STOWE, Vt. (AP) – “Goodfellas” actor Paul Sorvino, who pulled a gun on his daughter’s ex-boyfriend in a confrontation, was allowed to carry it and never pointed it at the man, according to Police Chief Ken Kaplan.

Sorvino, 67, was ready to fire a warning shot during the Jan. 3 incident involving daughter Amanda Sorvino and ex-boyfriend Daniel Snee, 21, who was threatening her and trying to get into her Stowe Motel room.

Sorvino, a deputy sheriff in Pennsylvania, is entitled to carry a weapon from state to state, Kaplan said.

“He expressly stated there was no way through his training that he aimed the gun at this person, he didn’t even threaten him,” Kaplan said of Sorvino. “He just said, ‘I have a gun, I want you to stay away from my daughter, back off’, because the guy was out of control, and he was.”

An affidavit filed by Stowe police officer Frederick Whitcomb said Amanda Sorvino had broken up with Snee earlier that night. Snee threatened to kill her, prompting her to lock herself in a bathroom and call police and her father.

After being arrested, a handcuffed Snee escaped through an open window of a police cruiser and was found hiding in trees behind the motel about an hour later, the affidavit said. He was charged with escape and disorderly conduct.

The affidavit said Snee had a blood alcohol content of 0.175, more than double the legal limit for driving in Vermont.

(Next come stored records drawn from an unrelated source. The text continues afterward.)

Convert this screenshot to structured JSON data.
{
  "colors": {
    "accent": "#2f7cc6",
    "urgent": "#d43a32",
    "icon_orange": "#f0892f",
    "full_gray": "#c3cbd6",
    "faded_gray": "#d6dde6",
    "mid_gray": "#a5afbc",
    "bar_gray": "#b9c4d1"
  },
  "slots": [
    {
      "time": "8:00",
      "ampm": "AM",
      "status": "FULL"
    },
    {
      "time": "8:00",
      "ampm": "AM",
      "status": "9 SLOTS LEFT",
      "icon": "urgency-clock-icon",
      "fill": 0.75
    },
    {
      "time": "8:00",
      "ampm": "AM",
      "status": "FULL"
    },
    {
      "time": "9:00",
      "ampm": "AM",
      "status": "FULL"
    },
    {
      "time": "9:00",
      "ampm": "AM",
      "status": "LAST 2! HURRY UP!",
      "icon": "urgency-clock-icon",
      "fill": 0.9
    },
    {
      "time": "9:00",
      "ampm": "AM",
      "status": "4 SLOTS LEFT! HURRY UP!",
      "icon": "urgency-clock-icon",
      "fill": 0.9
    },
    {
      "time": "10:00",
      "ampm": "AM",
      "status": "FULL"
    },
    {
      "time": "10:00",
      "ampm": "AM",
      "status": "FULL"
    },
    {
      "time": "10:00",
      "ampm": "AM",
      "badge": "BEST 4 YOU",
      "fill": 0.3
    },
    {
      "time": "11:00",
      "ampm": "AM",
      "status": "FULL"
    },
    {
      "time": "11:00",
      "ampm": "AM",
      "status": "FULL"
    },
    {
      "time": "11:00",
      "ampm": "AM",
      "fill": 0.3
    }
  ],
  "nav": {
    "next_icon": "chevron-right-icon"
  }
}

On Tuesday, a Pennsylvania judge granted Amanda Sorvino a protection-from-abuse order against Snee. Snee, of Effort, Pa., was being held Wednesday at the St. Johnsbury Regional Correctional Facility in lieu of $5,000 bail.

Paul Sorvino was the star of 1982’s “That Championship Season.” His film credits include roles in “Goodfellas” and “The Cooler.”

He is also the father of Mira Sorvino, who won an Oscar for her role in Woody Allen’s 1995 comedy “Mighty Aphrodite.”

AP-ES-01-17-07 1415EST